Using a PlutoSDR to compare FreeDV Digital Voice with other Modes

Over on YouTube user Adrian M has uploaded a video where he compares the HF amateur radio digital voice mode known as FreeDV against other common voice modes such as USB, AM, FM and QPSK. To perform the test he uses a PlutoSDR, a GNU Radio program and a GUI called qradiolink.

FreeDV is an open source amateur radio digital voice mode that uses Codec2 compression. It's designed to compress human voice and works with narrow bandwidths and with weak signal power.

In the demonstration Adrian reduces the TX power slowly for each mode, so you can see what the voice sounds like at high and low signal power. The FreeDV mode is not high fidelity in terms of audio quality, but the voice remains able to be copied at low power when the other modes could not.
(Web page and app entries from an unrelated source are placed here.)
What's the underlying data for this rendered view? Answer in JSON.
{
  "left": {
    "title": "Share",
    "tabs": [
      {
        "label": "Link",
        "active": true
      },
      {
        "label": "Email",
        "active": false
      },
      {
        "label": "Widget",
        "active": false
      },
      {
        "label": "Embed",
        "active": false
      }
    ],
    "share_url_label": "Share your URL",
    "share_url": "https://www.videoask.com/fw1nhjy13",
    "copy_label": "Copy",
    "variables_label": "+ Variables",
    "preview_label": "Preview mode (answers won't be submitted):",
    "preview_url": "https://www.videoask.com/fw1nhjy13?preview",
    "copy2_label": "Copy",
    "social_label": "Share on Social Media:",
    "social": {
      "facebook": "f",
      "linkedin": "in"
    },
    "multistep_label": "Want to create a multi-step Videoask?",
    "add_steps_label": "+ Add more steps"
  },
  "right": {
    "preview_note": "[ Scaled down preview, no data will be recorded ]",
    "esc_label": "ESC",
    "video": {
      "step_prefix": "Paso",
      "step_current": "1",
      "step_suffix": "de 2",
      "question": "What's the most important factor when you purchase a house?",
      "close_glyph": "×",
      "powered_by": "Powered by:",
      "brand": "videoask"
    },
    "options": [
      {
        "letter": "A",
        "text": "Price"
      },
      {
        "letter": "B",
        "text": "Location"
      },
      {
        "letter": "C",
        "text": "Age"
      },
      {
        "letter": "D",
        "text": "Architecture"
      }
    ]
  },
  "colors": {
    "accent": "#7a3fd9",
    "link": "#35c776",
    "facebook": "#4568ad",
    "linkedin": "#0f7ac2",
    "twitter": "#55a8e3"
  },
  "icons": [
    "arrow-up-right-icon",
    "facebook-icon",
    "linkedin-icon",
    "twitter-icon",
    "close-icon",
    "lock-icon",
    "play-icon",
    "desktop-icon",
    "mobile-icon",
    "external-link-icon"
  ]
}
Transmit and receive FreeDV 1600 and 700C with SDR hardware

G8JNJ Reverse Engineers and Reviews the MLA-30 HF Loop Antenna

Last month we posted a collection of reviews about the MLA-30 which is a budget magnetic loop antenna designed for receiving HF signals. The overall consensus from the reviews was that it worked decently for the price, but of course could never live up to the high end loops that cost hundreds of dollars.
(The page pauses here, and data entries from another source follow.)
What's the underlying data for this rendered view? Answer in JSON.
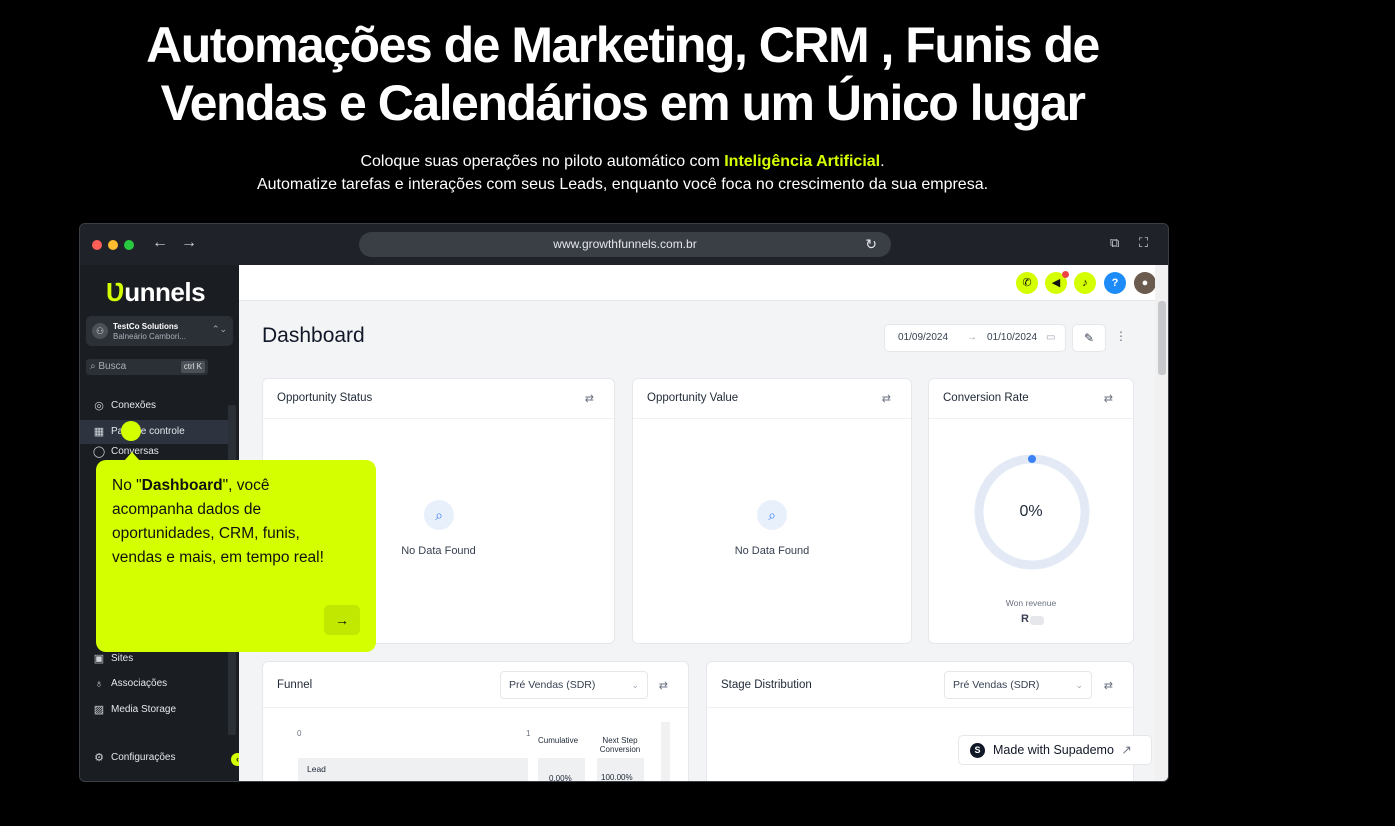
{
  "hero": {
    "title_line1": "Automações de Marketing, CRM , Funis de",
    "title_line2": "Vendas e Calendários em um Único lugar",
    "sub_line1_a": "Coloque suas operações no piloto automático com ",
    "sub_line1_highlight": "Inteligência Artificial",
    "sub_line1_b": ".",
    "sub_line2": "Automatize tarefas e interações com seus Leads, enquanto você foca no crescimento da sua empresa."
  },
  "browser": {
    "url": "www.growthfunnels.com.br"
  },
  "sidebar": {
    "logo_mark": "Ʋ",
    "logo_text": "unnels",
    "account_name": "TestCo Solutions",
    "account_location": "Balneário Cambori...",
    "search_placeholder": "Busca",
    "search_shortcut": "ctrl K",
    "items": [
      {
        "label": "Conexões",
        "icon": "connections-icon"
      },
      {
        "label": "de controle",
        "label_prefix": "Pa",
        "icon": "dashboard-icon"
      },
      {
        "label": "Conversas",
        "icon": "chat-icon"
      },
      {
        "label": "Sites",
        "icon": "sites-icon"
      },
      {
        "label": "Associações",
        "icon": "membership-icon"
      },
      {
        "label": "Media Storage",
        "icon": "media-icon"
      },
      {
        "label": "Configurações",
        "icon": "settings-icon"
      }
    ]
  },
  "app": {
    "page_title": "Dashboard",
    "date_from": "01/09/2024",
    "date_to": "01/10/2024",
    "cards": {
      "opportunity_status": {
        "title": "Opportunity Status",
        "empty": "No Data Found"
      },
      "opportunity_value": {
        "title": "Opportunity Value",
        "empty": "No Data Found"
      },
      "conversion_rate": {
        "title": "Conversion Rate",
        "value": "0%",
        "caption": "Won revenue",
        "currency": "R"
      },
      "funnel": {
        "title": "Funnel",
        "select": "Pré Vendas (SDR)",
        "axis_min": "0",
        "axis_max": "1",
        "col1": "Cumulative",
        "col2a": "Next Step",
        "col2b": "Conversion",
        "stage": "Lead",
        "cum_value": "0.00%",
        "conv_value": "100.00%"
      },
      "stage_distribution": {
        "title": "Stage Distribution",
        "select": "Pré Vendas (SDR)"
      }
    }
  },
  "tooltip": {
    "text_a": "No \"",
    "text_bold": "Dashboard",
    "text_b": "\", você acompanha dados de oportunidades, CRM, funis, vendas e mais, em tempo real!"
  },
  "badge": {
    "made_with": "Made with Supademo"
  },
  "colors": {
    "accent": "#d4ff00",
    "sidebar_bg": "#1a1d22",
    "primary_blue": "#3b82f6"
  }
}
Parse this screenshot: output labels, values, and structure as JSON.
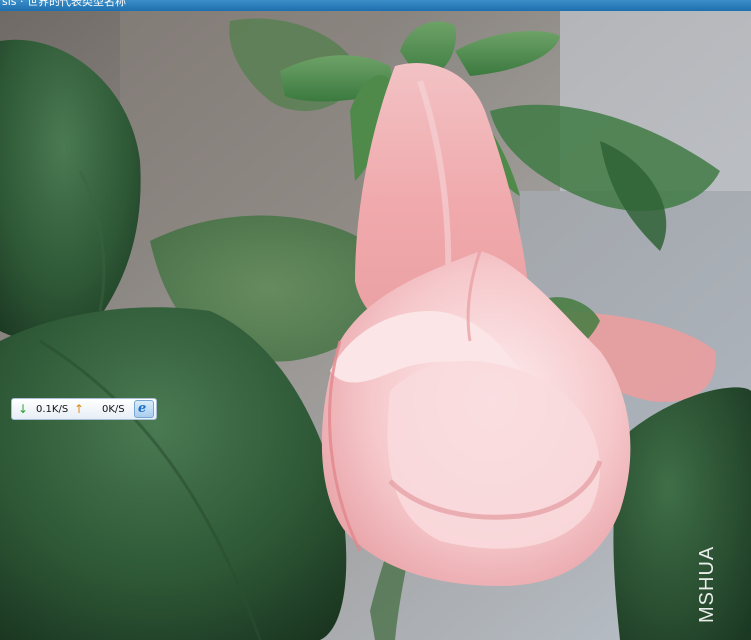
{
  "window": {
    "title": "sis · 世界的代表类型名称"
  },
  "photo": {
    "subject": "pink gloxinia-like flower bud with green leaves"
  },
  "speed_widget": {
    "download_label": "0.1K/S",
    "upload_label": "0K/S",
    "download_arrow": "↓",
    "upload_arrow": "↑",
    "ie_label": "e",
    "download_color": "#2aa12a",
    "upload_color": "#e08a10"
  },
  "watermark": {
    "text": "MSHUA"
  }
}
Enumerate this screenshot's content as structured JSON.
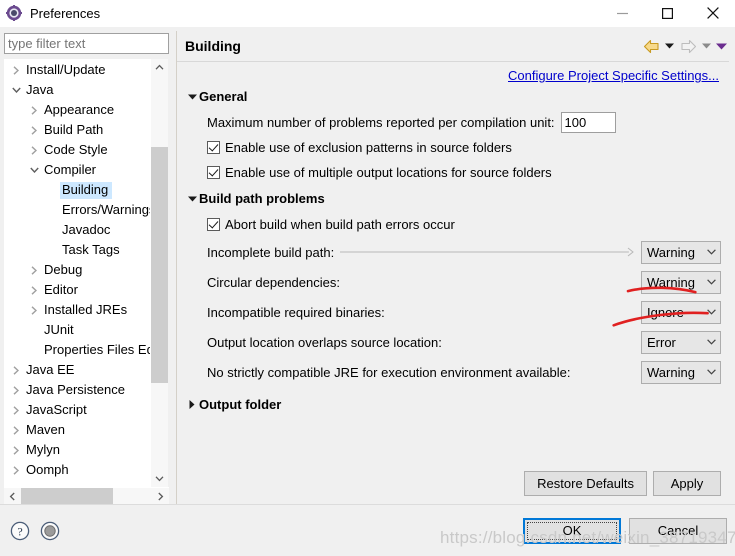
{
  "window": {
    "title": "Preferences",
    "icon": "preferences-gear-icon",
    "minimize_label": "Minimize",
    "maximize_label": "Maximize",
    "close_label": "Close"
  },
  "filter": {
    "placeholder": "type filter text",
    "value": ""
  },
  "tree": {
    "items": [
      {
        "label": "Install/Update",
        "indent": 0,
        "twisty": "collapsed",
        "selected": false
      },
      {
        "label": "Java",
        "indent": 0,
        "twisty": "expanded",
        "selected": false
      },
      {
        "label": "Appearance",
        "indent": 1,
        "twisty": "collapsed",
        "selected": false
      },
      {
        "label": "Build Path",
        "indent": 1,
        "twisty": "collapsed",
        "selected": false
      },
      {
        "label": "Code Style",
        "indent": 1,
        "twisty": "collapsed",
        "selected": false
      },
      {
        "label": "Compiler",
        "indent": 1,
        "twisty": "expanded",
        "selected": false
      },
      {
        "label": "Building",
        "indent": 2,
        "twisty": "none",
        "selected": true
      },
      {
        "label": "Errors/Warnings",
        "indent": 2,
        "twisty": "none",
        "selected": false
      },
      {
        "label": "Javadoc",
        "indent": 2,
        "twisty": "none",
        "selected": false
      },
      {
        "label": "Task Tags",
        "indent": 2,
        "twisty": "none",
        "selected": false
      },
      {
        "label": "Debug",
        "indent": 1,
        "twisty": "collapsed",
        "selected": false
      },
      {
        "label": "Editor",
        "indent": 1,
        "twisty": "collapsed",
        "selected": false
      },
      {
        "label": "Installed JREs",
        "indent": 1,
        "twisty": "collapsed",
        "selected": false
      },
      {
        "label": "JUnit",
        "indent": 1,
        "twisty": "none",
        "selected": false
      },
      {
        "label": "Properties Files Editor",
        "indent": 1,
        "twisty": "none",
        "selected": false
      },
      {
        "label": "Java EE",
        "indent": 0,
        "twisty": "collapsed",
        "selected": false
      },
      {
        "label": "Java Persistence",
        "indent": 0,
        "twisty": "collapsed",
        "selected": false
      },
      {
        "label": "JavaScript",
        "indent": 0,
        "twisty": "collapsed",
        "selected": false
      },
      {
        "label": "Maven",
        "indent": 0,
        "twisty": "collapsed",
        "selected": false
      },
      {
        "label": "Mylyn",
        "indent": 0,
        "twisty": "collapsed",
        "selected": false
      },
      {
        "label": "Oomph",
        "indent": 0,
        "twisty": "collapsed",
        "selected": false
      }
    ]
  },
  "pane": {
    "title": "Building",
    "nav": {
      "back": "back-arrow-icon",
      "back_menu": "back-dropdown-icon",
      "forward": "forward-arrow-icon",
      "forward_menu": "forward-dropdown-icon",
      "view_menu": "view-menu-icon"
    },
    "configure_link": "Configure Project Specific Settings...",
    "general": {
      "heading": "General",
      "max_problems_label": "Maximum number of problems reported per compilation unit:",
      "max_problems_value": "100",
      "checkboxes": [
        {
          "label": "Enable use of exclusion patterns in source folders",
          "checked": true
        },
        {
          "label": "Enable use of multiple output locations for source folders",
          "checked": true
        }
      ]
    },
    "build_path_problems": {
      "heading": "Build path problems",
      "abort_checkbox": {
        "label": "Abort build when build path errors occur",
        "checked": true
      },
      "rows": [
        {
          "label": "Incomplete build path:",
          "value": "Warning",
          "leader": true
        },
        {
          "label": "Circular dependencies:",
          "value": "Warning",
          "leader": false
        },
        {
          "label": "Incompatible required binaries:",
          "value": "Ignore",
          "leader": false
        },
        {
          "label": "Output location overlaps source location:",
          "value": "Error",
          "leader": false
        },
        {
          "label": "No strictly compatible JRE for execution environment available:",
          "value": "Warning",
          "leader": false
        }
      ]
    },
    "output_folder": {
      "heading": "Output folder",
      "state": "collapsed"
    },
    "restore_defaults_label": "Restore Defaults",
    "apply_label": "Apply"
  },
  "footer": {
    "help_icon": "help-question-icon",
    "secondary_icon": "shell-circle-icon",
    "ok_label": "OK",
    "cancel_label": "Cancel"
  },
  "watermark": "https://blog.csdn.net/weixin_38719347",
  "colors": {
    "accent": "#0078d7",
    "link": "#0000cc",
    "selection": "#cde8ff",
    "annotation_red": "#e02020",
    "back_arrow": "#e8b84b",
    "menu_purple": "#6b2d8f"
  }
}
Recently Martin (G8JNJ) reverse engineered the active circuit used on the loop from photos taken by M0LMK and has made some observations on it's performance, noting that it's design isn't very good. First he notes that the amplifier chip is a Texas TL592B two stage video amplifier which isn't that great for this application. His measurements show an OIP3 of 20dBm, a P1 saturation of -3dBm and a noise figure of 12dB.

Of interest, he explains that the creator of this loop has designed it poorly as the impedance match of the loop to low pass filter is very wrong, resulting in a very poor amplitude/frequency response. He shows how the response can be improved with a few termination resistors, but is still not great.

MLA-30 Frequency Response. Ideally should be flat.
MLA-30 Frequency Response. Ideally should be flat.

If you're interested in a cheap magnetic loop antenna, Martin suggests DIYing the M0AYF design which he says works a lot better.

We note that the "YouLoop" design is also in the works as a product that will apparently sell at close to manufacturing cost. The YouLoop is a passive loop idea by the creator of the Airspy that consists only of a simple 1:1 transformer and coax cable as the loop. It works best with high sensitivity radios like the HF+ Discovery.